I kept telling myself that I must do my best. But had the definition of "best" changed for me? I don't feel I slacked off into a lollygagging world. I ran appropriately in each section, especially for the last twenty miles. My mind drifted to my Shindiggling girls who were in front of me. I thought about a few ladies in my age group who were also out in front. (I would find out Martha, another trailrunning grandma, had adopted my Shindigglers over the miles.) Anyway, I knew I was moving well since I passed quite a few runners and rarely got passed back. My desire to be striving and steady remained strong knowing I might be able to sneak up on one of those gals.
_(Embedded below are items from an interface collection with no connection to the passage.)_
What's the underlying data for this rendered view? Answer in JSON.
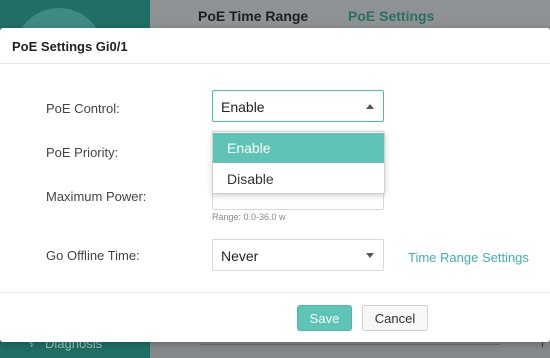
{
  "background": {
    "tabs": [
      "PoE Time Range",
      "PoE Settings"
    ],
    "sidebar_item": "Diagnosis"
  },
  "modal": {
    "title": "PoE Settings Gi0/1",
    "fields": {
      "poe_control": {
        "label": "PoE Control:",
        "value": "Enable"
      },
      "poe_priority": {
        "label": "PoE Priority:"
      },
      "maximum_power": {
        "label": "Maximum Power:",
        "hint": "Range: 0.0-36.0 w"
      },
      "go_offline_time": {
        "label": "Go Offline Time:",
        "value": "Never"
      }
    },
    "dropdown_options": [
      "Enable",
      "Disable"
    ],
    "link": "Time Range Settings",
    "buttons": {
      "save": "Save",
      "cancel": "Cancel"
    }
  },
  "colors": {
    "accent": "#5fc3b6",
    "link": "#3fb2a6"
  }
}
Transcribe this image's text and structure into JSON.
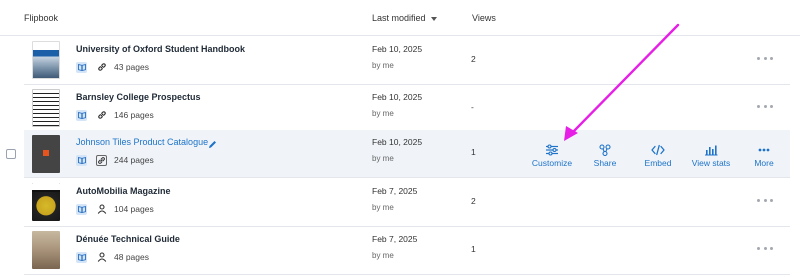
{
  "header": {
    "flipbook": "Flipbook",
    "last_modified": "Last modified",
    "views": "Views"
  },
  "rows": [
    {
      "title": "University of Oxford Student Handbook",
      "pages": "43 pages",
      "date": "Feb 10, 2025",
      "by": "by me",
      "views": "2",
      "share_icon": "link-icon"
    },
    {
      "title": "Barnsley College Prospectus",
      "pages": "146 pages",
      "date": "Feb 10, 2025",
      "by": "by me",
      "views": "-",
      "share_icon": "link-icon"
    },
    {
      "title": "Johnson Tiles Product Catalogue",
      "pages": "244 pages",
      "date": "Feb 10, 2025",
      "by": "by me",
      "views": "1",
      "share_icon": "link-icon",
      "active": true
    },
    {
      "title": "AutoMobilia Magazine",
      "pages": "104 pages",
      "date": "Feb 7, 2025",
      "by": "by me",
      "views": "2",
      "share_icon": "person-icon"
    },
    {
      "title": "Dénuée Technical Guide",
      "pages": "48 pages",
      "date": "Feb 7, 2025",
      "by": "by me",
      "views": "1",
      "share_icon": "person-icon"
    }
  ],
  "actions": {
    "customize": "Customize",
    "share": "Share",
    "embed": "Embed",
    "view_stats": "View stats",
    "more": "More"
  },
  "colors": {
    "accent": "#1e73c8",
    "annotation_arrow": "#e61ee6"
  }
}
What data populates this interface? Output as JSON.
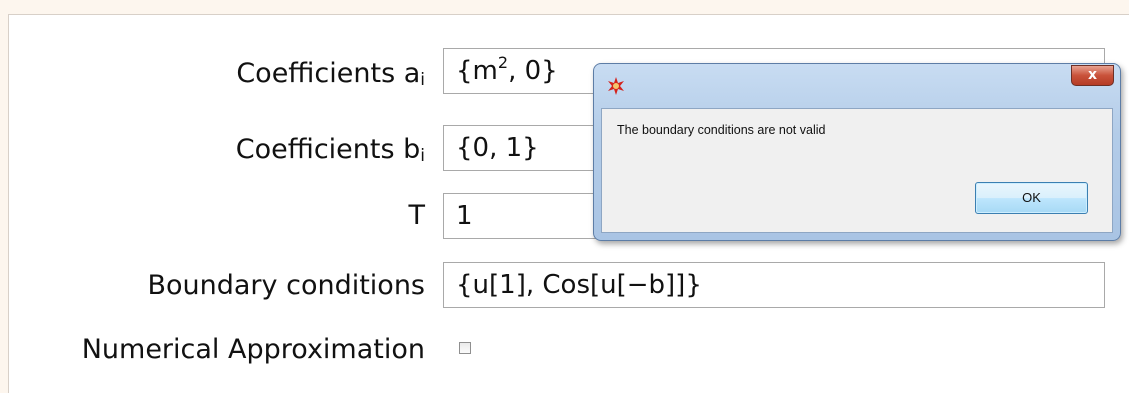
{
  "form": {
    "rows": [
      {
        "label": "Coefficients a",
        "label_sub": "i",
        "value": "{m",
        "value_sup": "2",
        "value_rest": ", 0}"
      },
      {
        "label": "Coefficients b",
        "label_sub": "i",
        "value": "{0, 1}"
      },
      {
        "label": "T",
        "value": "1"
      },
      {
        "label": "Boundary conditions",
        "value": "{u[1], Cos[u[−b]]}"
      },
      {
        "label": "Numerical Approximation",
        "checked": false
      }
    ]
  },
  "dialog": {
    "icon": "app-icon",
    "close_label": "x",
    "message": "The boundary conditions are not valid",
    "ok_label": "OK"
  }
}
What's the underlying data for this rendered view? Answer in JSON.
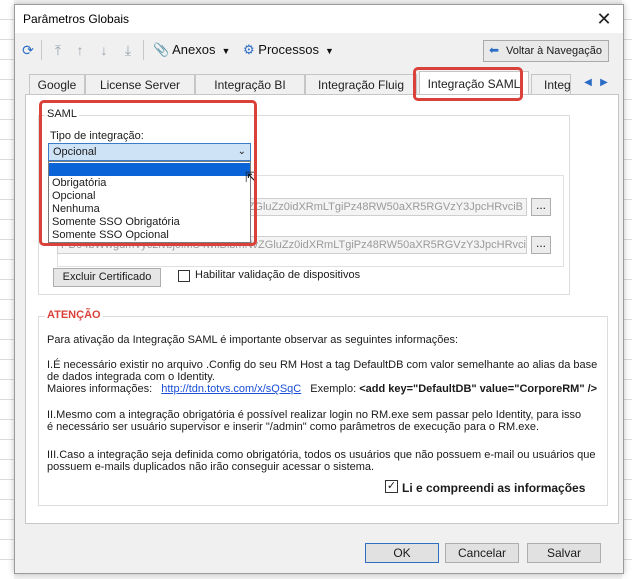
{
  "window": {
    "title": "Parâmetros Globais"
  },
  "toolbar": {
    "anexos": "Anexos",
    "processos": "Processos",
    "back_label": "Voltar à Navegação"
  },
  "tabs": [
    {
      "label": "Google"
    },
    {
      "label": "License Server"
    },
    {
      "label": "Integração BI"
    },
    {
      "label": "Integração Fluig"
    },
    {
      "label": "Integração SAML",
      "active": true
    },
    {
      "label": "Integ"
    }
  ],
  "saml": {
    "group_label": "SAML",
    "tipo_label": "Tipo de integração:",
    "selected_value": "Opcional",
    "options": [
      "",
      "Obrigatória",
      "Opcional",
      "Nenhuma",
      "Somente SSO Obrigatória",
      "Somente SSO Opcional"
    ],
    "cert1_visible": "ZGluZz0idXRmLTgiPz48RW50aXR5RGVzY3JpcHRvciB",
    "cert2_visible": "PD94bWwgdmVyc2lvbj0iMS4wIiBlbmNvZGluZz0idXRmLTgiPz48RW50aXR5RGVzY3JpcHRvciB",
    "dots": "...",
    "excluir": "Excluir Certificado",
    "habilitar": "Habilitar validação de dispositivos"
  },
  "attention": {
    "label": "ATENÇÃO",
    "intro": "Para ativação da Integração SAML é importante observar as seguintes informações:",
    "p1_line1": "I.É necessário existir no arquivo .Config do seu RM Host a tag DefaultDB com valor semelhante ao alias da base",
    "p1_line2": "de dados integrada com o Identity.",
    "more_info": "Maiores informações:",
    "link": "http://tdn.totvs.com/x/sQSqC",
    "example_label": "Exemplo:",
    "example_code": "<add key=\"DefaultDB\" value=\"CorporeRM\" />",
    "p2_line1": "II.Mesmo com a integração obrigatória é possível realizar login no RM.exe sem passar pelo Identity, para isso",
    "p2_line2": "é necessário ser usuário supervisor e inserir \"/admin\" como parâmetros de execução para o RM.exe.",
    "p3_line1": "III.Caso a integração seja definida como obrigatória, todos os usuários que não possuem e-mail ou usuários que",
    "p3_line2": "possuem e-mails duplicados não irão conseguir acessar o sistema.",
    "ack": "Li e compreendi as informações",
    "ack_checked": true
  },
  "buttons": {
    "ok": "OK",
    "cancel": "Cancelar",
    "save": "Salvar"
  },
  "colors": {
    "highlight": "#d9413a",
    "selection": "#0a64d8",
    "link": "#1a4fd6"
  }
}
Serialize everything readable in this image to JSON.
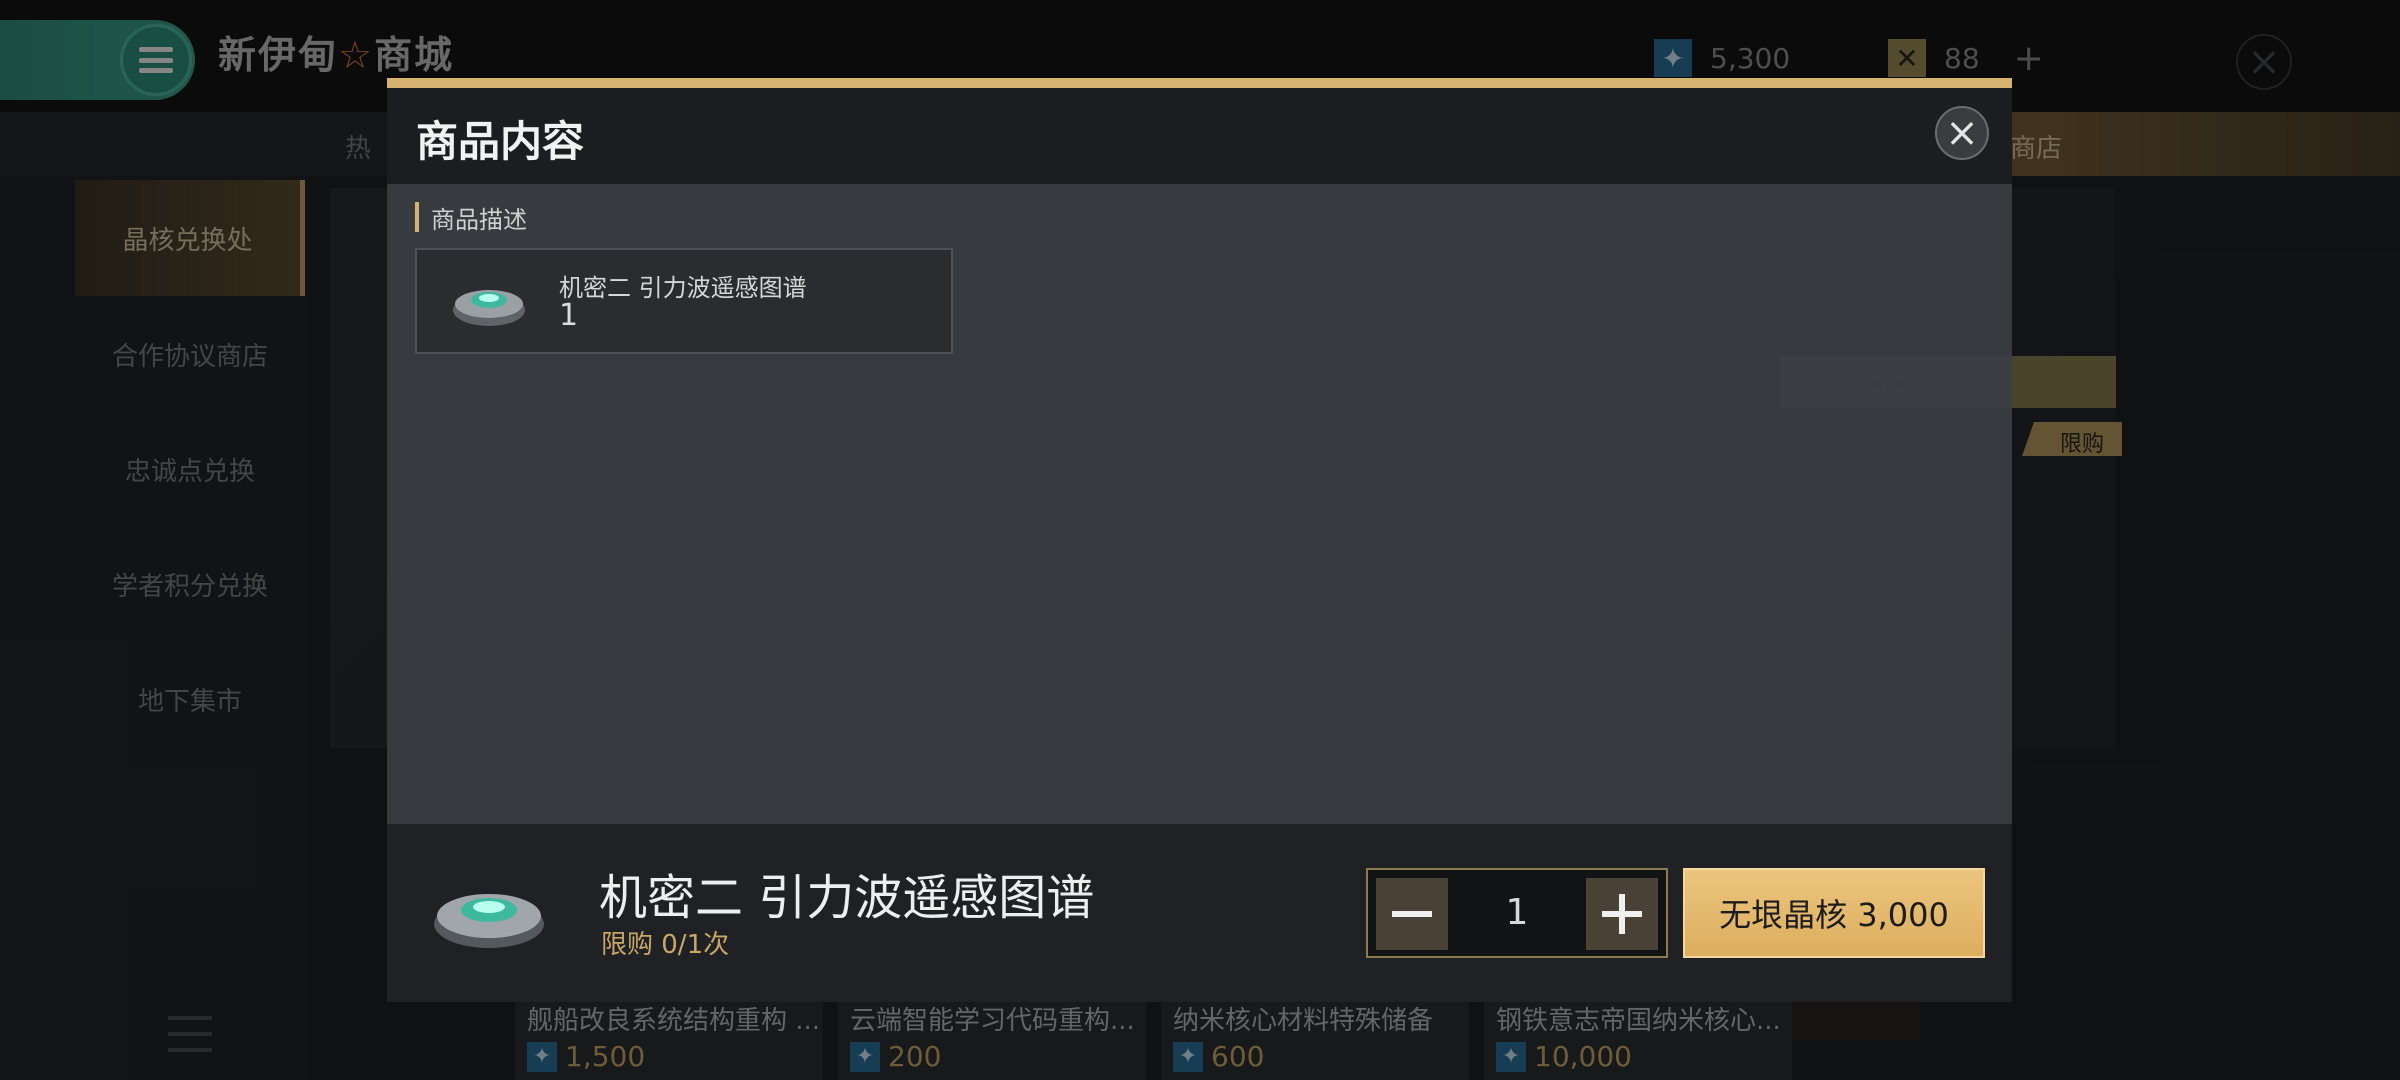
{
  "header": {
    "app_title": "新伊甸",
    "app_title_star": "☆",
    "app_title_suffix": "商城",
    "currency_crystal": {
      "icon": "crystal-star-icon",
      "value": "5,300"
    },
    "currency_gold": {
      "icon": "gold-token-icon",
      "value": "88"
    },
    "colors": {
      "accent": "#d3b36f",
      "menu": "#3aa08b"
    }
  },
  "tabs": {
    "hot_partial": "热",
    "shop_partial": "商店"
  },
  "sidebar": {
    "items": [
      {
        "label": "晶核兑换处",
        "active": true
      },
      {
        "label": "合作协议商店",
        "active": false
      },
      {
        "label": "忠诚点兑换",
        "active": false
      },
      {
        "label": "学者积分兑换",
        "active": false
      },
      {
        "label": "地下集市",
        "active": false
      }
    ]
  },
  "background": {
    "limit_tag": "限购",
    "goods": [
      {
        "name": "舰船改良系统结构重构 ...",
        "price": "1,500"
      },
      {
        "name": "云端智能学习代码重构...",
        "price": "200"
      },
      {
        "name": "纳米核心材料特殊储备",
        "price": "600"
      },
      {
        "name": "钢铁意志帝国纳米核心...",
        "price": "10,000"
      }
    ]
  },
  "modal": {
    "title": "商品内容",
    "section_label": "商品描述",
    "item": {
      "name": "机密二 引力波遥感图谱",
      "qty": "1",
      "icon": "disc-device-icon"
    },
    "footer": {
      "name": "机密二  引力波遥感图谱",
      "limit": "限购 0/1次",
      "quantity": "1",
      "buy_label": "无垠晶核 3,000"
    }
  }
}
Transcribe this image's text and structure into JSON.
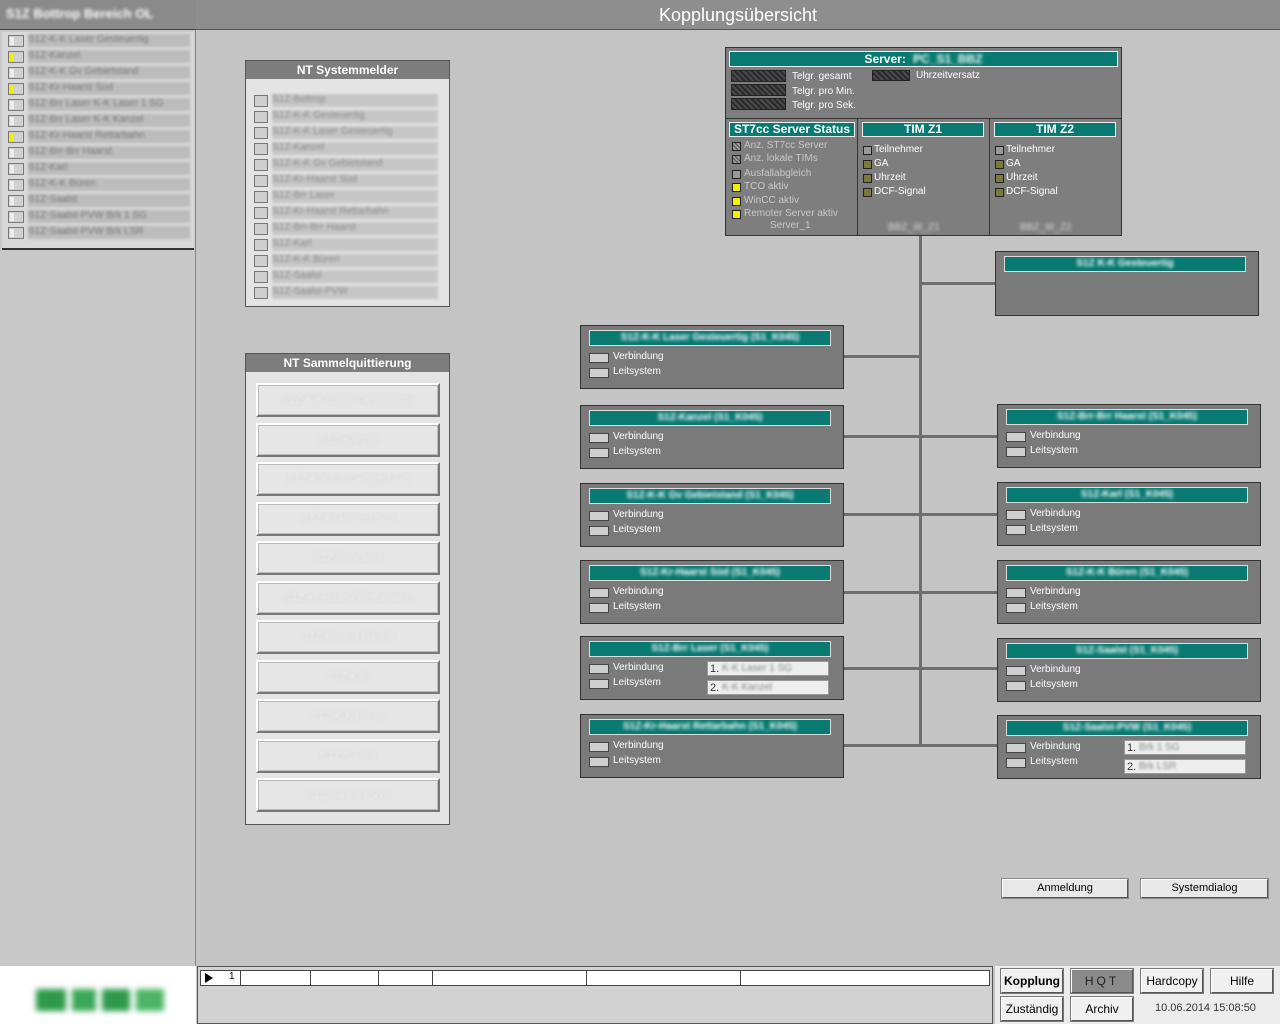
{
  "header": {
    "title": "Kopplungsübersicht"
  },
  "sidebar": {
    "title": "S1Z Bottrop Bereich OL",
    "items": [
      {
        "label": "S1Z-K-K Laser Gesteuertig",
        "on": false
      },
      {
        "label": "S1Z-Kanzel",
        "on": true
      },
      {
        "label": "S1Z-K-K Gv Gebietstand",
        "on": false
      },
      {
        "label": "S1Z-Kr-Haarst Süd",
        "on": true
      },
      {
        "label": "S1Z-Brr Laser K-K Laser 1 SG",
        "on": false
      },
      {
        "label": "S1Z-Brr Laser K-K Kanzel",
        "on": false
      },
      {
        "label": "S1Z-Kr-Haarst Rettarbahn",
        "on": true
      },
      {
        "label": "S1Z-Brr-Brr Haarst",
        "on": false
      },
      {
        "label": "S1Z-Karl",
        "on": false
      },
      {
        "label": "S1Z-K-K Büren",
        "on": false
      },
      {
        "label": "S1Z-Saalst",
        "on": false
      },
      {
        "label": "S1Z-Saalst-PVW Brk 1 SG",
        "on": false
      },
      {
        "label": "S1Z-Saalst-PVW Brk LSR",
        "on": false
      }
    ]
  },
  "nt_systemmelder": {
    "title": "NT Systemmelder",
    "items": [
      "S1Z-Bottrop",
      "S1Z-K-K Gesteuertig",
      "S1Z-K-K Laser Gesteuertig",
      "S1Z-Kanzel",
      "S1Z-K-K Gv Gebietstand",
      "S1Z-Kr-Haarst Süd",
      "S1Z-Brr Laser",
      "S1Z-Kr-Haarst Rettarbahn",
      "S1Z-Brr-Brr Haarst",
      "S1Z-Karl",
      "S1Z-K-K Büren",
      "S1Z-Saalst",
      "S1Z-Saalst-PVW"
    ]
  },
  "nt_sammel": {
    "title": "NT Sammelquittierung",
    "buttons": [
      "S1Z-K-K Laser Gesteuertig",
      "S1Z-Kanzel",
      "S1Z-K-K Gv Gebietstand",
      "S1Z-Kr-Haarst Süd",
      "S1Z-Brr Laser",
      "S1Z-Kr-Haarst Rettarbahn",
      "S1Z-Brr-Brr Haarst",
      "S1Z-Karl",
      "S1Z-K-K Büren",
      "S1Z-Saalst",
      "S1Z-Saalst-PVW"
    ]
  },
  "server": {
    "title_prefix": "Server:",
    "name": "PC_S1_BBZ",
    "telegram_labels": [
      "Telgr. gesamt",
      "Telgr. pro Min.",
      "Telgr. pro Sek."
    ],
    "time_offset_label": "Uhrzeitversatz",
    "st7cc": {
      "title": "ST7cc Server Status",
      "rows": [
        {
          "label": "Anz. ST7cc Server",
          "state": "hatch"
        },
        {
          "label": "Anz. lokale TIMs",
          "state": "hatch"
        },
        {
          "label": "Ausfallabgleich",
          "state": "grey"
        },
        {
          "label": "TCO aktiv",
          "state": "yellow"
        },
        {
          "label": "WinCC aktiv",
          "state": "yellow"
        },
        {
          "label": "Remoter Server aktiv",
          "state": "yellow"
        }
      ],
      "footer": "Server_1"
    },
    "tims": [
      {
        "title": "TIM Z1",
        "rows": [
          "Teilnehmer",
          "GA",
          "Uhrzeit",
          "DCF-Signal"
        ],
        "footer": "BBZ_W_Z1"
      },
      {
        "title": "TIM Z2",
        "rows": [
          "Teilnehmer",
          "GA",
          "Uhrzeit",
          "DCF-Signal"
        ],
        "footer": "BBZ_W_Z2"
      }
    ]
  },
  "connections": {
    "verbindung_label": "Verbindung",
    "leitsystem_label": "Leitsystem",
    "top_right_name": "S1Z K-K Gesteuertig",
    "left": [
      {
        "name": "S1Z-K-K Laser Gesteuertig (S1_K045)"
      },
      {
        "name": "S1Z-Kanzel (S1_K045)"
      },
      {
        "name": "S1Z-K-K Gv Gebietstand (S1_K045)"
      },
      {
        "name": "S1Z-Kr-Haarst Süd (S1_K045)"
      },
      {
        "name": "S1Z-Brr Laser (S1_K045)",
        "slots": [
          "K-K Laser 1 SG",
          "K-K Kanzel"
        ]
      },
      {
        "name": "S1Z-Kr-Haarst Rettarbahn (S1_K045)"
      }
    ],
    "right": [
      {
        "name": "S1Z-Brr-Brr Haarst (S1_K045)"
      },
      {
        "name": "S1Z-Karl (S1_K045)"
      },
      {
        "name": "S1Z-K-K Büren (S1_K045)"
      },
      {
        "name": "S1Z-Saalst (S1_K045)"
      },
      {
        "name": "S1Z-Saalst-PVW (S1_K045)",
        "slots": [
          "Brk 1 SG",
          "Brk LSR"
        ]
      }
    ]
  },
  "actions": {
    "anmeldung": "Anmeldung",
    "systemdialog": "Systemdialog"
  },
  "alarm": {
    "page_number": "1"
  },
  "nav": {
    "kopplung": "Kopplung",
    "hqt": "HQT",
    "hardcopy": "Hardcopy",
    "hilfe": "Hilfe",
    "zustaendig": "Zuständig",
    "archiv": "Archiv",
    "datetime": "10.06.2014 15:08:50"
  },
  "colors": {
    "teal": "#087a72",
    "yellow": "#f4f000",
    "panel": "#7a7a7a"
  }
}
Still, I felt no do-or-die compulsion to run anyone down.
|Rebekah, Abby and Kendal, Martha Wright|
I think I may be have fallen into a self-inflicted state of "wus-endom". It's not an evil state to be in. It's just very different than where I lived for many, many years. I've lost- or perhaps, surrendered- my "come hell or high water" competitiveness, at least in this season of life. Rather, I am content to face challenges on my own terms; do my best for the day and enjoy the journey.
I'm not saying I'll never be a focused competitor again. (The new age group of 60+ is right around the corner and with it may come new goals.) I know the courage it takes to run on the brink of disaster and failure. I've been there and done that. It certainly has its rewards and being at the top of your game can be a worthy undertaking. But I have to admit, being a contented, laid-back wus is a lot less stressful and a whole lot more pleasurable nowadays. So on April 30, 2016 at the Promise Land 50K, I embraced my wussiness.